goog.require('goog.dom');
goog.require('goog.net.XhrIo');
goog.require('goog.structs.Map');
goog.require('goog.Uri.QueryData');

The most important import is goog.net.XhrIo, which represents the object wrapping the XmlHttpRequest and allows us to retrieve and send information to/from the server. This class is a pretty low level api, which means that several tasks are not as simple and automatic as they would in jQuery or such libraries, but on the other hand this offers us more control and consciousness of what we are going to do.
The first step is instantiate an object of type goog.net.XhrIo and take a reference to it:

var request = new goog.net.XhrIo();

Then we will be able to listen for events:

goog.events.listen(request, 'complete', ajaxCallBack);

In this case we will listen to a “complete” event, which is an event always dispatched by goog.net.XhrIo even if the call fails. We can however listen to a “success”, an “error”, an “abort” or a “readystatechange” event, but in most cases listen only to “complete” is the best and easy choice. If we decide to listen to “complete” event, we will handle the result and ask to goog.net.XhrIo if the ajax call has been successful or not:

goog.events.listen(request, 'complete', function(){
					
    if (request.isSuccess()) {
			
        // do something cool			
						
    } else {
		
        // display an apologize message				
					
    }
					
});

To start the request we will use the send() method, which accepts the following parameters: the url to call (the only mandatory argument), the method to use (usually “GET” or “POST”), a query string containing the parameters to send and a map (key-value object) representing custom headers to send.
Before starting the ajax call, let’s see how to create an object that will holds data to send to the server by using the class goog.Uri.QueryData:

var data = goog.Uri.QueryData.createFromMap(new goog.structs.Map({
    title: 'Test ajax data',
    content: 'foo',
    param1: 2500
}));

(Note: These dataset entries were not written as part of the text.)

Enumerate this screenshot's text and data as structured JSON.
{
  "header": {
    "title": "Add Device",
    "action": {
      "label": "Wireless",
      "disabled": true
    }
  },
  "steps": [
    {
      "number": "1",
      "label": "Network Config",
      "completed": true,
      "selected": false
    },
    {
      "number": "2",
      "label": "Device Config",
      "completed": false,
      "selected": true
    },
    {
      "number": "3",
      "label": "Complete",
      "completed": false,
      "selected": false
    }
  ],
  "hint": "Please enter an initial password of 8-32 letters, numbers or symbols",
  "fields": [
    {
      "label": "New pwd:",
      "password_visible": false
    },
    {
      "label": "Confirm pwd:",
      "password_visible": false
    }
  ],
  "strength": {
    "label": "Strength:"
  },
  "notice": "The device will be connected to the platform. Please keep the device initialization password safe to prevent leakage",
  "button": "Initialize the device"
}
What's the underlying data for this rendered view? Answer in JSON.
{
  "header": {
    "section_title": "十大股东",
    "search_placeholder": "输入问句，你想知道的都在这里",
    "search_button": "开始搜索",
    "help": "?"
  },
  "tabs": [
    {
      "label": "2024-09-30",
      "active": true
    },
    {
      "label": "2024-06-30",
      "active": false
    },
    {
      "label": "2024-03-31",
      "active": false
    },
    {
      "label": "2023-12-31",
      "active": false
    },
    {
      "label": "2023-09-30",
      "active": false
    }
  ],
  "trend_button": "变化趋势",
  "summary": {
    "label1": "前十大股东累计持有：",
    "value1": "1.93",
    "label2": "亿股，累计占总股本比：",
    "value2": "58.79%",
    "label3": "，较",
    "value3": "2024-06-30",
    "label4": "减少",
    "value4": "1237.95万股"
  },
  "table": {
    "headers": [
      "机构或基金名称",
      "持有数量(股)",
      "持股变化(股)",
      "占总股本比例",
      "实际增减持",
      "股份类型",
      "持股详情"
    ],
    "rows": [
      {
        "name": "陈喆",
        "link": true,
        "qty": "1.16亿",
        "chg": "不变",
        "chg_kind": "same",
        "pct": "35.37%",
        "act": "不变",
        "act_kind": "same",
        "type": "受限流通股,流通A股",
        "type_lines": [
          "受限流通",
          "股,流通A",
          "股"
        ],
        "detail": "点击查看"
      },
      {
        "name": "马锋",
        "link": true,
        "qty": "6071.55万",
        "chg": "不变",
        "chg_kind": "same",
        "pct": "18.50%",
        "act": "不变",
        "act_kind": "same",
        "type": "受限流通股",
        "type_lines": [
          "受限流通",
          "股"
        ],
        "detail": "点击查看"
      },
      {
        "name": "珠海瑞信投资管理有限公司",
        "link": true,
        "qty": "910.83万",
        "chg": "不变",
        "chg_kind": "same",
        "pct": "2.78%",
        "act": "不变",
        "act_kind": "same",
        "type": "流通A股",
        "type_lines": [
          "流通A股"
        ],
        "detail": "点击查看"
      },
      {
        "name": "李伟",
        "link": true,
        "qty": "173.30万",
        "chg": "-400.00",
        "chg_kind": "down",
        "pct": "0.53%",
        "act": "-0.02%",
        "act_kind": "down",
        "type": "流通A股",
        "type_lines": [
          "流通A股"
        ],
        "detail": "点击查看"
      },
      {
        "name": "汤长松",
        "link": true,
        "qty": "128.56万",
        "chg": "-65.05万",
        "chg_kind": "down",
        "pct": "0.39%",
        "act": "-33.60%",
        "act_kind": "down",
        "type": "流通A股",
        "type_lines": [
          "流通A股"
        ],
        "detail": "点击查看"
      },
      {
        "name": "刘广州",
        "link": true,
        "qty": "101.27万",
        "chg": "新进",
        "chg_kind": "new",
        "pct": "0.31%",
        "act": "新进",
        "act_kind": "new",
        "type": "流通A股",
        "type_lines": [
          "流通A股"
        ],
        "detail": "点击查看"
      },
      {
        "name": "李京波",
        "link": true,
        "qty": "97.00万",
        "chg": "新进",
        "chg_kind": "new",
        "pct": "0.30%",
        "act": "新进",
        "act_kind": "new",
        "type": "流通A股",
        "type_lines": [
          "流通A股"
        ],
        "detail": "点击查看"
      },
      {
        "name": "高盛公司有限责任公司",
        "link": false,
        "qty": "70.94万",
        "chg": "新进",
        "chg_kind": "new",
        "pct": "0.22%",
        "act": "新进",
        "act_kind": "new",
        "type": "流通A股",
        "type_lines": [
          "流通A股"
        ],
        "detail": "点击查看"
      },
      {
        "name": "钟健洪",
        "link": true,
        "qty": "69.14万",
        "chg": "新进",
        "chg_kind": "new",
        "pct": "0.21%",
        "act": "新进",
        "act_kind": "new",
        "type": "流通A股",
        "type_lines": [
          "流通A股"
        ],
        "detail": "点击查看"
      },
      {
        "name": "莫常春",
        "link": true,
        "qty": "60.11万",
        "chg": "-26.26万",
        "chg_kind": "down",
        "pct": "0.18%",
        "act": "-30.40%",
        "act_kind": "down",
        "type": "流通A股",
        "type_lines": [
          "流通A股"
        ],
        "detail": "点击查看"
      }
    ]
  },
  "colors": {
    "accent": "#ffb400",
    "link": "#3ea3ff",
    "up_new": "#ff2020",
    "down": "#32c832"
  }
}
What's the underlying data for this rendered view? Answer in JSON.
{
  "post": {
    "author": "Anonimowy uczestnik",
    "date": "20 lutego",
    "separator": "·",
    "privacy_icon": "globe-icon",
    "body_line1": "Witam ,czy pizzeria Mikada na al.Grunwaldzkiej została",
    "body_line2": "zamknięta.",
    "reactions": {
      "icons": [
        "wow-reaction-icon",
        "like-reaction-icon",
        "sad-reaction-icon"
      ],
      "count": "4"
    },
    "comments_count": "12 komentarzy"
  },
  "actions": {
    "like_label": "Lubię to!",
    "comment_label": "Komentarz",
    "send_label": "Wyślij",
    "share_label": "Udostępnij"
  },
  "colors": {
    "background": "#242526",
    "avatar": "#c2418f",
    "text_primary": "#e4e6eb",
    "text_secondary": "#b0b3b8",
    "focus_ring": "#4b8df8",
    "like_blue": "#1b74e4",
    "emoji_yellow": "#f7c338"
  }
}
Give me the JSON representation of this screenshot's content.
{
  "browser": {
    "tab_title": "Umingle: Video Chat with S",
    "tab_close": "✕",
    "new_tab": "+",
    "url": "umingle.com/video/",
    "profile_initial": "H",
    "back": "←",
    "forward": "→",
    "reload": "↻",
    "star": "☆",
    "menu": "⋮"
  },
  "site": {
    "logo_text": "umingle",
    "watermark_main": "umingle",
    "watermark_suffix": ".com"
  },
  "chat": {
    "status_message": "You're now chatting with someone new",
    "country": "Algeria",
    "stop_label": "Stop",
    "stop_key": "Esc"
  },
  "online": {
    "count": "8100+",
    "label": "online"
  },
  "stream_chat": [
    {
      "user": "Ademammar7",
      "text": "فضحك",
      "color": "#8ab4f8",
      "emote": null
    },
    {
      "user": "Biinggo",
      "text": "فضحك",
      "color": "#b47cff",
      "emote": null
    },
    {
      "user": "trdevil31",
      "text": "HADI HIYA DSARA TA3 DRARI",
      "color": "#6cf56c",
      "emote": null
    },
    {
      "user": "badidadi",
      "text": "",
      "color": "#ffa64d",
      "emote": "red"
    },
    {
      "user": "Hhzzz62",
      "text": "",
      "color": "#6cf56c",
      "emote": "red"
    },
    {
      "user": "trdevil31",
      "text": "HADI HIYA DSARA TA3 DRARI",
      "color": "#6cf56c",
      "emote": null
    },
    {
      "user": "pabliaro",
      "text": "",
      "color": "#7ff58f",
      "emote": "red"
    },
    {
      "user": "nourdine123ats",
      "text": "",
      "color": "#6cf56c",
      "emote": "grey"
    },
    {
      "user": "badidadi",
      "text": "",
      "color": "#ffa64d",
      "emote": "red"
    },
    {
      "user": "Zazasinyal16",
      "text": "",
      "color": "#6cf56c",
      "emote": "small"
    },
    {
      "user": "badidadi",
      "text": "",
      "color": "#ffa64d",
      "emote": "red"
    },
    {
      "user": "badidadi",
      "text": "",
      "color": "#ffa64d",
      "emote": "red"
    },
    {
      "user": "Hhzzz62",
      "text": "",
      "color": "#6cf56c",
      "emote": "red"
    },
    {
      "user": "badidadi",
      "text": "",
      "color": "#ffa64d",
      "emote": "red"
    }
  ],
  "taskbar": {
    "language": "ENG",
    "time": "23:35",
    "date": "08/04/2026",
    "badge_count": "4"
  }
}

As I can see from Closure reference, the approach above is the faster way to create a “data container” in order to send data with ajax. We can use the static method createFromMap() of goog.Uri.QueryData and pass an anonymous map (which has no reference) to it. A map is one of the several objects coming from the Java world that has been introduced in Closure by Google under the package goog.structs, it is essentially an object containing a certain number of keys holding a determinate value. Once we have our data stored into a goog.Uri.QueryData we will use the toString() method to send it through ajax, send() method in fact expects a string representation of the data (param1=value&param2=value…) not an object:

request.send('ajax-test.jsp', 'POST', data.toString());

The complete example’s code is the following:

goog.require('goog.dom');
goog.require('goog.net.XhrIo');
goog.require('goog.structs.Map');
goog.require('goog.Uri.QueryData');
			
function doRequest() {
				
    // create the xhr object
    var request = new goog.net.XhrIo();
				
    // create a QueryData object by initializing it with a simple Map
    var data = goog.Uri.QueryData.createFromMap(new goog.structs.Map({
        title: 'Test ajax data',
        content: 'foo',
        param1: 2500
    }));
				
    // listen to complete event
    goog.events.listen(request, 'complete', function(){
					
        if (request.isSuccess()) {
						
            // inject response into the dom
            goog.dom.$('response').innerHTML = request.getResponseText();
						
            // print confirm to the console
            console.log('Satus code: ', request.getStatus(), ' - ', request.getStatusText());
						
        } else {
						
            // print error info to the console
            console.log(
                'Something went wrong in the ajax call. Error code: ', request.getLastErrorCode(),
                ' - message: ', request.getLastError()
            );
						
        }
					
    });
				
    // start the request by setting POST method and passing
    // the data object converted to a queryString
    request.send('ajax-test.jsp', 'POST', data.toString());
				
}